2.1.1 Overflow from river channel or river floods

Of all river floods this is the one that is the most frequent.

The general factors affecting the river floods are: the intensity and the duration of the rainfall, the possibility of rivers and steams to let pass the rising waters, the condition of the land surface – soil and vegetation, topography and others. The river floods occur at the higher scale of rainfall system, where the permeability capabilities of the multitude of smaller tributaries are gradually filled up and the water peak is usually gradually collected and transported to the larger river.

These floods can be divided into two groups, depending on the form of the water-collection area and the length of the river:

  • The first group includes floods occurring in lengthy rivers /Nile, Danube, Euphrates, Mississippi, Rhine, and others.
  • The second group includes floods occurring in rivers with round shape of the water-collection basin /Congo/.

The lengthy rivers flow through flat terrain and the water movement speed is low. The same applies for the occurrence of a flood, the water peak is reached very slowly and afterwards it fades down very slowly over the course of few days to few weeks. Usually the reason for the flood is intensive and prolonged rainfalls occurring in other regions, often in other countries. The situation becomes even more complex when the heavy rainfall continues along the river. These floods can be predicted, they are usually of seasonal character and this allows establishing a proper organization to decrease the consequences.

In the case of rivers with round water-collection basin, after heavy rainfall the water peak reaches its highest value quickly and quickly decreases. Such floods usually happen in small and average sized rivers. Usually they are much more destructive because the water moves with higher speed. 

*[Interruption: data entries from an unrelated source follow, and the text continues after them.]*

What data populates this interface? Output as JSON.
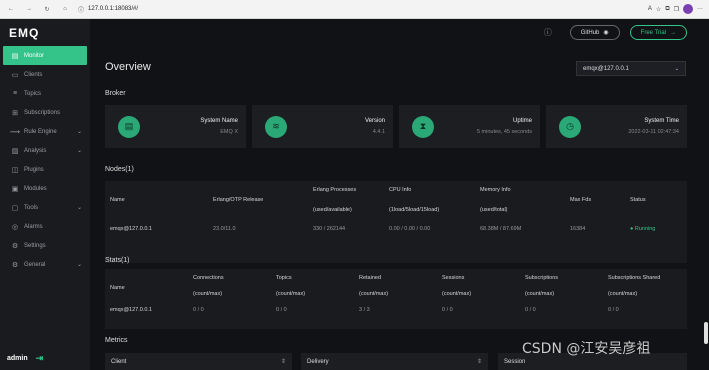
{
  "browser": {
    "url": "127.0.0.1:18083/#/"
  },
  "sidebar": {
    "logo": "EMQ",
    "items": [
      {
        "label": "Monitor",
        "icon": "▤",
        "active": true,
        "chev": ""
      },
      {
        "label": "Clients",
        "icon": "▭",
        "chev": ""
      },
      {
        "label": "Topics",
        "icon": "≡",
        "chev": ""
      },
      {
        "label": "Subscriptions",
        "icon": "⊞",
        "chev": ""
      },
      {
        "label": "Rule Engine",
        "icon": "⟿",
        "chev": "⌄"
      },
      {
        "label": "Analysis",
        "icon": "▨",
        "chev": "⌄"
      },
      {
        "label": "Plugins",
        "icon": "◫",
        "chev": ""
      },
      {
        "label": "Modules",
        "icon": "▣",
        "chev": ""
      },
      {
        "label": "Tools",
        "icon": "▢",
        "chev": "⌄"
      },
      {
        "label": "Alarms",
        "icon": "◎",
        "chev": ""
      },
      {
        "label": "Settings",
        "icon": "⚙",
        "chev": ""
      },
      {
        "label": "General",
        "icon": "⚙",
        "chev": "⌄"
      }
    ],
    "user": "admin"
  },
  "header": {
    "github": "GitHub",
    "free_trial": "Free Trial"
  },
  "overview": {
    "title": "Overview",
    "node_select": "emqx@127.0.0.1"
  },
  "broker": {
    "title": "Broker",
    "cards": [
      {
        "label": "System Name",
        "value": "EMQ X",
        "icon": "▤"
      },
      {
        "label": "Version",
        "value": "4.4.1",
        "icon": "≋"
      },
      {
        "label": "Uptime",
        "value": "5 minutes, 45 seconds",
        "icon": "⧗"
      },
      {
        "label": "System Time",
        "value": "2022-03-11 02:47:34",
        "icon": "◷"
      }
    ]
  },
  "nodes": {
    "title": "Nodes(1)",
    "headers": {
      "name": "Name",
      "otp": "Erlang/OTP Release",
      "proc": "Erlang Processes",
      "proc_sub": "(used/available)",
      "cpu": "CPU Info",
      "cpu_sub": "(1load/5load/15load)",
      "mem": "Memory Info",
      "mem_sub": "(used/total)",
      "maxfds": "Max Fds",
      "status": "Status"
    },
    "row": {
      "name": "emqx@127.0.0.1",
      "otp": "23.0/11.0",
      "proc": "330 / 262144",
      "cpu": "0.00 / 0.00 / 0.00",
      "mem": "68.38M / 87.69M",
      "maxfds": "16384",
      "status": "Running"
    }
  },
  "stats": {
    "title": "Stats(1)",
    "headers": {
      "name": "Name",
      "connections": "Connections",
      "topics": "Topics",
      "retained": "Retained",
      "sessions": "Sessions",
      "subscriptions": "Subscriptions",
      "subs_shared": "Subscriptions Shared",
      "sub": "(count/max)"
    },
    "row": {
      "name": "emqx@127.0.0.1",
      "connections": "0 / 0",
      "topics": "0 / 0",
      "retained": "3 / 3",
      "sessions": "0 / 0",
      "subscriptions": "0 / 0",
      "subs_shared": "0 / 0"
    }
  },
  "metrics": {
    "title": "Metrics",
    "cards": [
      "Client",
      "Delivery",
      "Session"
    ]
  },
  "watermark": "CSDN @江安吴彦祖"
}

The above examples refer to smaller rivers with similar characteristics.